The creditor can file a civil lawsuit. If the creditor wins, he/she may be able to attach against property or garnish wages until the debt is paid.
A creditor cannot garnish your wages unless they file a lawsuit and obtained a judgment against you. The time deadline to file a lawsuit will vary by state.
Yes, if they get a judgment against you, and most do. Once the judgment has been entered and is public record, that judgment will go on your credit reports and it will tank your credit scores.
North Carolina does not allow wage garnishment for creditor debt. Liens against real property are possible if the creditor wins a lawsuit judgment and chooses to execute it as a lien against real property owned by the debtor. N.C. also allows a judgment creditor to levy bank accounts even if they are jointly held.
A creditor can file a lawsuit against a debtor who has defaulted on a contract. But, all Social Security benefits are exempt under federal law from creditor garnishment. This does not mean that if the creditor sues and receives a judgment against the debtor they will not have other means of executing the judgment to recover the debt owed.
Yes, if the creditor wins a lawsuit against the debtor, the creditor will receive a judgment and the judgment can be executed as a wage garnishment or bank account levy or other remedies allowed under the laws of the state.
The creditor(lender) will more than likely have to file a lawsuit against the debtor (borrower) to recover monies owed. If the creditor wins the suit a judgment will be entered against the debtor. The judgment can be executed according to state laws against any nonexempt property belonging to the debtor. The judgment holder should use caution when seizing property, as they can be penalized for incumbering exempted property of the debtor or possibly jointly owned property. The safe and expedient method of enforcing a judgment is by wage garnishment.
There is a bit of confusing concerning the terminology used in the question. A judgment writ is issued to the plaintiff if the lawsuit is won. The judgment can then be executed pursuant to state statutes. The process of filing a lawsuit can begin by contacting the clerk or the administrator of the court of jurisdiction or by retaining legal representation.
There is not such an action as "filing a summons", perhaps what is meant is filed a judgment. Creditors have for the most part lengthy time limits in which to execute a judgment once it has been entered against the debtor. A creditor can simply "hold" the judgment until such time they decide that enforcing it is a viable option. For example a debtor who was previously unemployed begins working, the it might be possible for the judgment to be executed as a wage garnishment.
SOL's only apply to the amount of time that the creditor has to file a lawsuit against the debtor.
You don't file a judgment you file a lawsuit against a company. A judgment is what you get if you win the legal battle.
Yes. If the creditor receives a lawsuit judgment the judgment can be enforced as a wage ganishment.
If the creditor has a valid debt and if you are not able to make payments as they come due, the creditor can and probably will file a civil lawsuit against you.
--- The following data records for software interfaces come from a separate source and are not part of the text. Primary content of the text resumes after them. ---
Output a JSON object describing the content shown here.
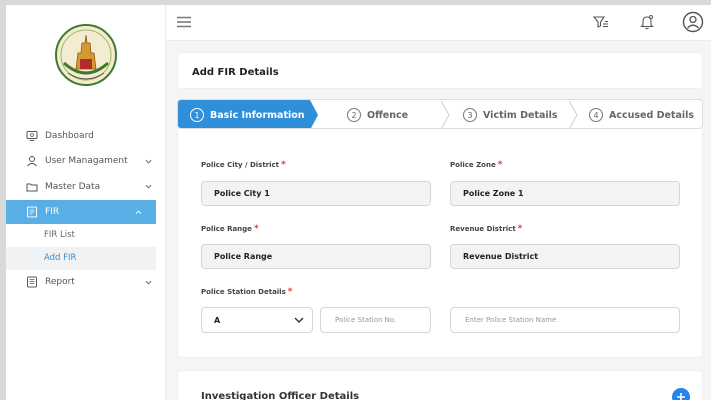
{
  "sidebar": {
    "items": [
      {
        "label": "Dashboard",
        "icon": "dashboard-icon"
      },
      {
        "label": "User Managament",
        "icon": "user-icon"
      },
      {
        "label": "Master Data",
        "icon": "folder-icon"
      },
      {
        "label": "FIR",
        "icon": "fir-icon"
      },
      {
        "label": "Report",
        "icon": "report-icon"
      }
    ],
    "sub_items": [
      {
        "label": "FIR List"
      },
      {
        "label": "Add FIR"
      }
    ]
  },
  "topbar": {
    "icons": [
      "menu-icon",
      "filter-icon",
      "bell-icon",
      "profile-icon"
    ]
  },
  "page": {
    "title": "Add FIR Details"
  },
  "steps": [
    {
      "num": "1",
      "label": "Basic Information"
    },
    {
      "num": "2",
      "label": "Offence"
    },
    {
      "num": "3",
      "label": "Victim Details"
    },
    {
      "num": "4",
      "label": "Accused Details"
    }
  ],
  "form": {
    "police_city": {
      "label": "Police City / District",
      "value": "Police City 1"
    },
    "police_zone": {
      "label": "Police Zone",
      "value": "Police Zone 1"
    },
    "police_range": {
      "label": "Police Range",
      "value": "Police Range"
    },
    "revenue_district": {
      "label": "Revenue District",
      "value": "Revenue District"
    },
    "station": {
      "label": "Police Station Details",
      "select_value": "A",
      "number_placeholder": "Police Station No.",
      "name_placeholder": "Enter Police Station Name"
    },
    "required_mark": "*"
  },
  "investigation": {
    "title": "Investigation Officer Details"
  },
  "colors": {
    "accent": "#2f8fd8",
    "active_nav": "#5aaee6",
    "required": "#e03a3a",
    "plus_button": "#2585e8"
  }
}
Once a creditor realizes that no amount of persuasion out of court will get him anything on the debt, a civil suit is the only recourse to getting paid.
Plaintiff's do not enter a judgment on the defendant/debtor's credit report. Private agencies research court records and report civil lawsuit judgments that have been entered against a debtor to the credit bureaus.
If the creditor wins a lawsuit judgment against the debtor he may be able to execute it against a vehicle belonging to the debtor defendant. States establish vehicle exemption which are to be used to prevent a forced sale by a judgment creditor. Judgment creditors however rarely take such action, as the seizure and sale of a vehicle is complicated and seldom worth the effort needed. Creditors prefer to execute a judgment as wage garnishment, bank account levy or a lien against real property as means to recover debts owed.